It is possible to have a pregnancy test done in a day without having to wait for symptoms.
If you have missed a period or have irregular periods, we recommend taking a pregnancy test the first day.
They also suggest testing first thing in the morning before you’ve had any water, as your urine will be most concentrated at that time.
If you want to continue the pregnancy, you should reach out to a doctor or other healthcare professional.
“If you have a positive test but don’t want to be pregnant, you should reach out for care immediately. Depending on the state you live in, your abortion timing will vary.”
Abortion options also depend on how far along the pregnancy is:
- You can usually get a medical abortion up to the 12-week mark. In some states, it’s possible to get a medical abortion using telehealth services.
- You will need a surgical abortion after 12 weeks.
Depending on how long you are pregnant, healthcare professionals can offer you information about your options.
You’re not alone
When facing an abortion, you will experience a mix of emotions.
“You might be relieved to know you have the option. You might be worried that you won’t be able to get one after all, but at the same time, you might also be worried about the potential hurdles you’ll have to overcome.”
Plotch and Norwood say that they hear from women every day that they are scared. Women in Texas are afraid of their safety and are afraid similar laws will be passed in their state.
This lack of control over your health, your body, and your choices can lead to plenty of stress and fear. If you need to talk with someone but aren’t sure where to turn, the All-Options Talkline offers free, confidential peer support.
- You can call in the United States or Canada.
If you’re feeling overwhelmed but prefer to text, you can also connect with a crisis counselor through the Crisis Text Line. These peer counselors are trained to offer support for any type of emotional distress.
- Text home to 741741 to get free and confidential support in the United States or Canada.
Everyone deserves a right to make their own healthcare decisions, but abortion bans prevent that.
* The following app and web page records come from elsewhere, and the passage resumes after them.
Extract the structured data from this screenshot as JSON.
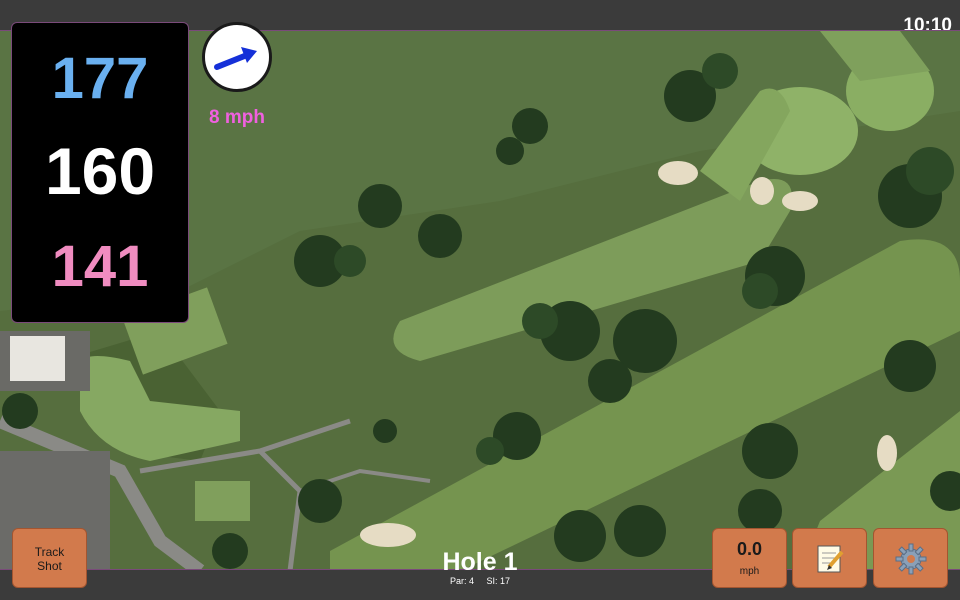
{
  "status": {
    "time": "10:10"
  },
  "distances": {
    "back": "177",
    "middle": "160",
    "front": "141"
  },
  "wind": {
    "speed": "8 mph",
    "icon": "wind-direction-arrow-icon"
  },
  "hole": {
    "title": "Hole 1",
    "par": "Par: 4",
    "stroke_index": "SI: 17"
  },
  "buttons": {
    "track_shot_line1": "Track",
    "track_shot_line2": "Shot",
    "speed_value": "0.0",
    "speed_unit": "mph",
    "notes_icon": "notepad-icon",
    "settings_icon": "gear-icon"
  },
  "colors": {
    "back_distance": "#6ab0f0",
    "middle_distance": "#ffffff",
    "front_distance": "#f08cc0",
    "wind_text": "#f060e0",
    "button_bg": "#d27a4c"
  }
}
Sure, birth control can go a long way toward preventing unplanned pregnancies — but the fact remains that not everyone has access to birth control. Plus, even the most effective methods can still sometimes fail.
Some hormonal birth control methods can also lead to lighter or irregular periods, making it even harder to recognize one of the most obvious signs of pregnancy in time to get an abortion.
Plotch and Norwood recommend monthly pregnancy and ovulation testing to get in tune with your cycle.
“Now more than ever, we need to understand what’s going on with our bodies,” they say. “Ovulation tests offer a great place to start. You can use them whether you’re trying to get pregnant or trying not to since they find your fertile window and help you know your likelihood of getting pregnant.”
If you’ve had penis-in-vagina sex since your last period, it never hurts to take a pregnancy test if your period doesn’t show up when you expect it. The sooner you know you’re pregnant, the more time you have to consider your options.
“If you pay attention to changes in your body and menstrual cycle, you can see early signs of a baby and end the baby’s life if you choose.”
You should have control over your healthcare decisions. The right to abortion is not something that should be taken away.
We dedicated our careers to empowering women to make health decisions. Plotch and Norwood say that this means doubling down on creating the right resources and products to help the members of our community make the right choices.
Need help with abortion? Try these resources.
- There is a national network of abortion funds.
- The abortion finder.
- The National Abortion Federation is a national organization.
Crystal Raypole is a writer for Healthline. Her interests include Japanese translation, cooking, natural sciences, sex positivity, and mental health. She is committed to helping decrease stigma around mental health issues. She lives in Washington with her son and cat.